[[ Input material, beginning ]]

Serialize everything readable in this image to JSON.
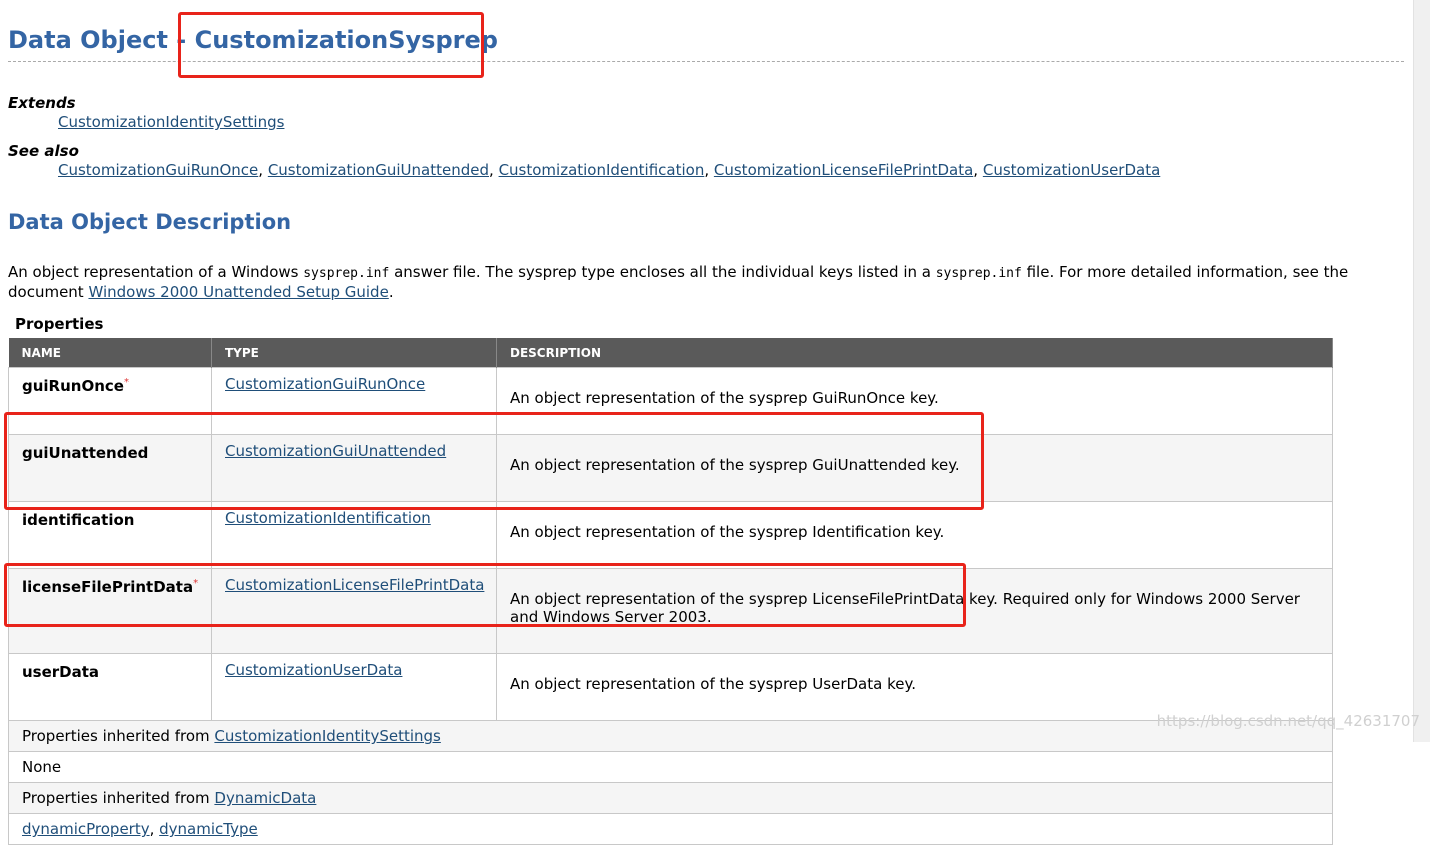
{
  "page": {
    "title_prefix": "Data Object - ",
    "title_name": "CustomizationSysprep"
  },
  "extends": {
    "label": "Extends",
    "link": "CustomizationIdentitySettings"
  },
  "see_also": {
    "label": "See also",
    "links": [
      "CustomizationGuiRunOnce",
      "CustomizationGuiUnattended",
      "CustomizationIdentification",
      "CustomizationLicenseFilePrintData",
      "CustomizationUserData"
    ]
  },
  "description": {
    "heading": "Data Object Description",
    "text_1": "An object representation of a Windows ",
    "code_1": "sysprep.inf",
    "text_2": " answer file. The sysprep type encloses all the individual keys listed in a ",
    "code_2": "sysprep.inf",
    "text_3": " file. For more detailed information, see the document ",
    "link": "Windows 2000 Unattended Setup Guide",
    "text_4": "."
  },
  "properties": {
    "caption": "Properties",
    "columns": [
      "NAME",
      "TYPE",
      "DESCRIPTION"
    ],
    "rows": [
      {
        "name": "guiRunOnce",
        "required": "*",
        "type": "CustomizationGuiRunOnce",
        "description": "An object representation of the sysprep GuiRunOnce key."
      },
      {
        "name": "guiUnattended",
        "required": "",
        "type": "CustomizationGuiUnattended",
        "description": "An object representation of the sysprep GuiUnattended key."
      },
      {
        "name": "identification",
        "required": "",
        "type": "CustomizationIdentification",
        "description": "An object representation of the sysprep Identification key."
      },
      {
        "name": "licenseFilePrintData",
        "required": "*",
        "type": "CustomizationLicenseFilePrintData",
        "description": "An object representation of the sysprep LicenseFilePrintData key. Required only for Windows 2000 Server and Windows Server 2003."
      },
      {
        "name": "userData",
        "required": "",
        "type": "CustomizationUserData",
        "description": "An object representation of the sysprep UserData key."
      }
    ],
    "inherited_1_label": "Properties inherited from ",
    "inherited_1_link": "CustomizationIdentitySettings",
    "inherited_1_value": "None",
    "inherited_2_label": "Properties inherited from ",
    "inherited_2_link": "DynamicData",
    "inherited_2_links": [
      "dynamicProperty",
      "dynamicType"
    ]
  },
  "watermark": "https://blog.csdn.net/qq_42631707",
  "colors": {
    "heading": "#3465a4",
    "link": "#1f4e79",
    "table_header": "#5a5a5a",
    "highlight": "#e8231a"
  }
}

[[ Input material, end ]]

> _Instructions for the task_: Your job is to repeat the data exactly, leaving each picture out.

> _Finished task_:
Serialize everything readable in this image to JSON.
{
  "page": {
    "title_prefix": "Data Object - ",
    "title_name": "CustomizationSysprep"
  },
  "extends": {
    "label": "Extends",
    "link": "CustomizationIdentitySettings"
  },
  "see_also": {
    "label": "See also",
    "links": [
      "CustomizationGuiRunOnce",
      "CustomizationGuiUnattended",
      "CustomizationIdentification",
      "CustomizationLicenseFilePrintData",
      "CustomizationUserData"
    ]
  },
  "description": {
    "heading": "Data Object Description",
    "text_1": "An object representation of a Windows ",
    "code_1": "sysprep.inf",
    "text_2": " answer file. The sysprep type encloses all the individual keys listed in a ",
    "code_2": "sysprep.inf",
    "text_3": " file. For more detailed information, see the document ",
    "link": "Windows 2000 Unattended Setup Guide",
    "text_4": "."
  },
  "properties": {
    "caption": "Properties",
    "columns": [
      "NAME",
      "TYPE",
      "DESCRIPTION"
    ],
    "rows": [
      {
        "name": "guiRunOnce",
        "required": "*",
        "type": "CustomizationGuiRunOnce",
        "description": "An object representation of the sysprep GuiRunOnce key."
      },
      {
        "name": "guiUnattended",
        "required": "",
        "type": "CustomizationGuiUnattended",
        "description": "An object representation of the sysprep GuiUnattended key."
      },
      {
        "name": "identification",
        "required": "",
        "type": "CustomizationIdentification",
        "description": "An object representation of the sysprep Identification key."
      },
      {
        "name": "licenseFilePrintData",
        "required": "*",
        "type": "CustomizationLicenseFilePrintData",
        "description": "An object representation of the sysprep LicenseFilePrintData key. Required only for Windows 2000 Server and Windows Server 2003."
      },
      {
        "name": "userData",
        "required": "",
        "type": "CustomizationUserData",
        "description": "An object representation of the sysprep UserData key."
      }
    ],
    "inherited_1_label": "Properties inherited from ",
    "inherited_1_link": "CustomizationIdentitySettings",
    "inherited_1_value": "None",
    "inherited_2_label": "Properties inherited from ",
    "inherited_2_link": "DynamicData",
    "inherited_2_links": [
      "dynamicProperty",
      "dynamicType"
    ]
  },
  "watermark": "https://blog.csdn.net/qq_42631707",
  "colors": {
    "heading": "#3465a4",
    "link": "#1f4e79",
    "table_header": "#5a5a5a",
    "highlight": "#e8231a"
  }
}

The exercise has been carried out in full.